Beachfront dining and an expansive assortment of culinary delights create a commodious yet casual atmosphere as Nikki Beach sates eclectic appetites with a menu of fresh sushi, pizza, steaks, and more. An array of raw seafood, caviar, and succulent appetizer selections such as cornmeal-crusted calamari ($15) complement cocktails and sun-worshiping sessions, and gourmet pizzas created by Italian dough-diviner Enrico Sautto, such as the rocket and rocchetta pizza bubbling with rocchetta cheese and prosciutto crudo beneath fresh arugula, olive oil, and shaved parmesan ($16), satisfy followers of the latest circular-food diet craze.
The Women's International Film & Arts Festival is a nonprofit organization that features the work of talented females each year during women's history month. With women representing only 7% of film directors, this creative collaboration exposes unheard artists by showing 50 films over the course of five days. Pull at your heartstrings by attaching a puppeteer to your body or by catching Forget Me Not, a modern-day love story about a free-spirited woman and a passionate musician with a tragic secret. The gripping tale of In The Name of Freedom, by Isabel Cueva, chronicles the tale of an American soldier in captivity who's life changes forever after meeting another prisoner. This women-centric film festival is sure to send visitors on an artistic rollycoaster that's infinitely preferable to the abstract rollycoasters featured at avant-garde amusement parks, which are mostly just picnic tables.
Caffe Martier's menu yokes together gourmet salads, sandwiches, and Mediterranean fare served in a café with the élan of European-bistro sophistication. Salmon, cream cheese, and sun-dried tomatoes adorn the cod salmon pizza starter's whole-wheat flat bread base before being drizzled with pesto, and the greek bruschetta's feta, kalamata olives, and diced tomatoes play Twister atop foccacio bread. Graze the greenery of the roasted pepper-topped arugula-endive salad or opt for a spinach salad with figs and feta, sprinkled with toasted pecans and roasted peppers before being doused in a spicy lime dressing. Chefs assemble sandwiches and wraps using only kosher meats, and each arrives with an edible sidekick of organic mesclun and chickpea salad.
Nestled inside the Newport Beachside Resort, Kitchen 305 serves sea-inspired dishes in a modern dining room with linen-draped tables illuminated by vibrant blue lights. Chef Julius Brown, who brings talents perfected at Starwood Hotels & Resorts, directs the creative plating of seafood dishes including bluefin tuna, crab cakes, and steamed salmon. Turf options include chicken, rack of lamb, and skirt steak.
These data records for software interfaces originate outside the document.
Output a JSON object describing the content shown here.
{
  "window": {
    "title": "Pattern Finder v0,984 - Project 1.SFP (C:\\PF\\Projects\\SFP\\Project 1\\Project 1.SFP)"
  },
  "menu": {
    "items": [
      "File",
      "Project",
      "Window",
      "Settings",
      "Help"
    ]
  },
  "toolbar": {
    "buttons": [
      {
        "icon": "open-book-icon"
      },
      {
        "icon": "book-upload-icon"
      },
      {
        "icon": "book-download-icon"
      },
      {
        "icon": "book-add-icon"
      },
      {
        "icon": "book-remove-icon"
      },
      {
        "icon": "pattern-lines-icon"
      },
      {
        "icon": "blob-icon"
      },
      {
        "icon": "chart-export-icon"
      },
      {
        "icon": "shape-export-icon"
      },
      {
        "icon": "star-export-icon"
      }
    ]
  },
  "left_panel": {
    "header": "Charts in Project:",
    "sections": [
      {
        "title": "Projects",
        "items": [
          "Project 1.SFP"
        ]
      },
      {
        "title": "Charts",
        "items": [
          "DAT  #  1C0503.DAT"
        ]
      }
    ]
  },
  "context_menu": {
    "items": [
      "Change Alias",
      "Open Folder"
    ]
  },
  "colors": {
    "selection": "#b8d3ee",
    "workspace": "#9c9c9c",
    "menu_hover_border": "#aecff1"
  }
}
On select evenings, a resident DJ pumps out tunes from the 80s, 90s and present day, and a master chef bestows expert sushi-making techniques during on-site culinary classes.
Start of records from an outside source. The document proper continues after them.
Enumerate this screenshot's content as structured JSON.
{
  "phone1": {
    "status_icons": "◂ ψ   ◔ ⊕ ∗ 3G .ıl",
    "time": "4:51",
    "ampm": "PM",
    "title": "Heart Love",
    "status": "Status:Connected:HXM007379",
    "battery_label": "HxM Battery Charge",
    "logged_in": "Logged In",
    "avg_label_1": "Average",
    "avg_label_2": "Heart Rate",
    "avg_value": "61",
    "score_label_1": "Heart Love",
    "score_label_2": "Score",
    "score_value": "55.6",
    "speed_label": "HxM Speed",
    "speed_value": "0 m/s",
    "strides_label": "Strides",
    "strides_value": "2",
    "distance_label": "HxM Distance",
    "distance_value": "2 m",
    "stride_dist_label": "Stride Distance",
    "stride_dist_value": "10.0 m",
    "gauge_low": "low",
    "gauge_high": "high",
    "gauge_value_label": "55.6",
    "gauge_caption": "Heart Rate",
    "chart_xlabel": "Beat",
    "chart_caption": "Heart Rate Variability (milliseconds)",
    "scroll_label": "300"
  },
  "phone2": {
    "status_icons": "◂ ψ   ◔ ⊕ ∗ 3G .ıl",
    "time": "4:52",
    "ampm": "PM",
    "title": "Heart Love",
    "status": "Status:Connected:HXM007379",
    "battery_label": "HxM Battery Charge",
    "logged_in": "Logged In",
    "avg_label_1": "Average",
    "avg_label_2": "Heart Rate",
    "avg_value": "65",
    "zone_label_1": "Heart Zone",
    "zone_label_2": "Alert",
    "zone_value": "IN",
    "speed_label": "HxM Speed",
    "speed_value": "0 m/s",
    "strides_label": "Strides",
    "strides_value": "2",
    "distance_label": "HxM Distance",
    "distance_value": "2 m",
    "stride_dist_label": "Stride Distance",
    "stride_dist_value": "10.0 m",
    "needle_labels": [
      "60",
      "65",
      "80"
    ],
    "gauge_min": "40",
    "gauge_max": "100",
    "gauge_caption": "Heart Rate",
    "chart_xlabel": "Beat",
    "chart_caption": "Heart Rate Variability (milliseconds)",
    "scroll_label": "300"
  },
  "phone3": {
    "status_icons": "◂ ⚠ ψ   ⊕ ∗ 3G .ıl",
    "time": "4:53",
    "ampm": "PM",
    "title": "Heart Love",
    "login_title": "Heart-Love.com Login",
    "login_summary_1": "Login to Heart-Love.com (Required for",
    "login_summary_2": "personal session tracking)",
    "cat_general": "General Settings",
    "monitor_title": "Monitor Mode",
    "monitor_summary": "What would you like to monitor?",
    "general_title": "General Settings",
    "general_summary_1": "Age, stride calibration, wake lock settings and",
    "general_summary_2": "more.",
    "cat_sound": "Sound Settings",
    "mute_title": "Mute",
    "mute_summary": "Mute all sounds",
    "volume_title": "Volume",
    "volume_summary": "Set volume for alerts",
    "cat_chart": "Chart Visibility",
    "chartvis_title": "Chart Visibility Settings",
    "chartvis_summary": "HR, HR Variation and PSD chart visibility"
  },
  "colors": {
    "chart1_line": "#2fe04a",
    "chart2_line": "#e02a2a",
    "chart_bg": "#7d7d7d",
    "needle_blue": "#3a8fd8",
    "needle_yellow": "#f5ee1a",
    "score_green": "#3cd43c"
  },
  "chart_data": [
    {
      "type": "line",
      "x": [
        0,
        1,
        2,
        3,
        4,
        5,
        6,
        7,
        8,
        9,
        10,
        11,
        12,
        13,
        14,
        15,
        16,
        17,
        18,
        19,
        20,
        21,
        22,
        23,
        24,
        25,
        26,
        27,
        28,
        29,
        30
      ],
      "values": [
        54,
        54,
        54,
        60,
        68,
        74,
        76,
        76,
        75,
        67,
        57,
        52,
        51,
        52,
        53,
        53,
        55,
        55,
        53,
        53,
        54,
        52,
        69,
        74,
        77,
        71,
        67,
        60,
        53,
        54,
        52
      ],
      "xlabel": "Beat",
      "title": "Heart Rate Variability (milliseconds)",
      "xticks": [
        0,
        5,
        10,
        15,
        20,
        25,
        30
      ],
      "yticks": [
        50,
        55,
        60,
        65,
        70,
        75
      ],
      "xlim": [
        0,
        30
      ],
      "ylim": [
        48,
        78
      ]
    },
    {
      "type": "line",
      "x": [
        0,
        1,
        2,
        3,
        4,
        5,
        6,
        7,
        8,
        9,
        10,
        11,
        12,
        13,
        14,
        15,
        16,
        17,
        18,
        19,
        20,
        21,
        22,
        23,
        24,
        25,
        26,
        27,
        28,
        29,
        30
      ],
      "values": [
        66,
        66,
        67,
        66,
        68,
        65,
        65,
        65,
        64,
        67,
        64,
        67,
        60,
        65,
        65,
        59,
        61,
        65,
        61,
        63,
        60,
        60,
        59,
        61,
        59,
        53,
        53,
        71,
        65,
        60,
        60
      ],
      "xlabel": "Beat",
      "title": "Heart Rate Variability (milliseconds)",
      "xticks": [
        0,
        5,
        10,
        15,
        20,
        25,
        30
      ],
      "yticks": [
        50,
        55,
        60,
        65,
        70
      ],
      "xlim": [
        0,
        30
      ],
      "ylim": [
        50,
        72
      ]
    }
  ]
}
From the moment guests step into its entryway and pass its showcase of Fabergé eggs, Tatiana Restaurant & Cabaret Show carefully choreographs a journey through the nobility and flair of Russia's history. Like an Eastern European palace, its opulence stretches through three levels and 10,500 square feet, adorned with grand-cathedral balconies, Murano glass fixtures, and an ornate ceiling hammered with 24-karat gold accents that took artists four months to complete. And yet, this splendor can be quickly eclipsed once dinner begins. From à la carte and prix fixe menus, up to 600 guests dine on traditional Russian cuisine that includes a cold beet borscht, but is not limited to it. When a Miami.com reviewer visited Tatiana’s, she praised the vareniki—semicircle ravioli filled with potatoes, cheese, or sour cherries.
After the meal, Tatiana’s swaps bustling servers for a swarm of singers, dancers, and DJs. During shows that pay homage to Russian culture, Moulin Rouge, and Las Vegas–style cabarets, the performers twirl through smoke and light on and off a stage that can rise six feet in the air to aid performers in midshow slam dunks. The house band continues to wail after the smoke has cleared, opening up the dance floor for couples who can pas de deux into the wee morning hours.
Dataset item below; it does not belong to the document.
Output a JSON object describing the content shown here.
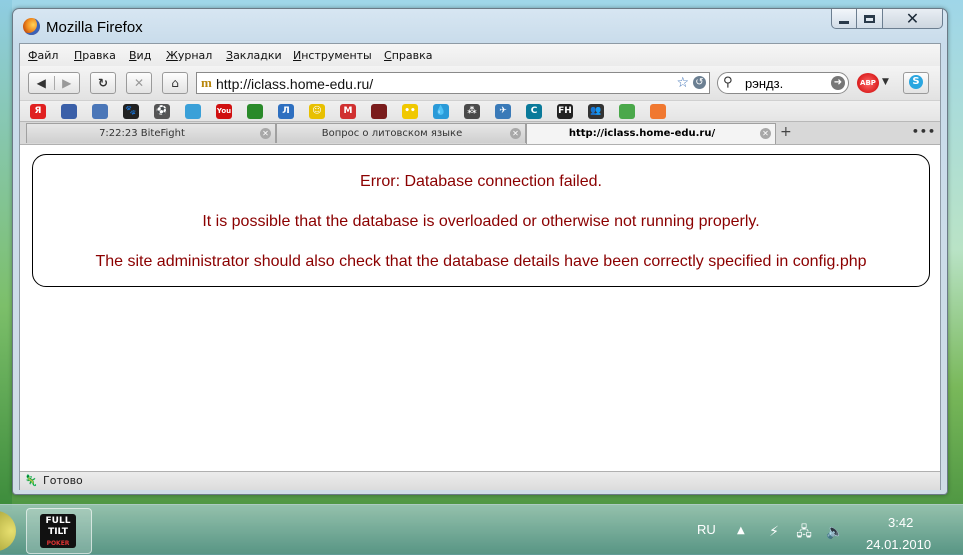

Beautiful waitresses clad in plaid mini kilts crisscross Tilted Kilt, hoisting trays of Celtic-themed pub fare as sports fans catch games on high-definition TVs. Almost a decade old, the Tilted Kilt franchise originated in Las Vegas, where restaurateur Mark DiMartino first conceived of a sports bar with Irish touches—an idea that has since spread across the country. Patrons can stay out late at the pub, spending the night sipping on beers while sampling burgers, fish ‘n’ chips, or shepherd’s pie filled with beef and veggies. On a weekly basis, musicians enliven the already party-like atmosphere, strumming tunes or throwing up fistfuls of counterfeit money on the eatery’s patio.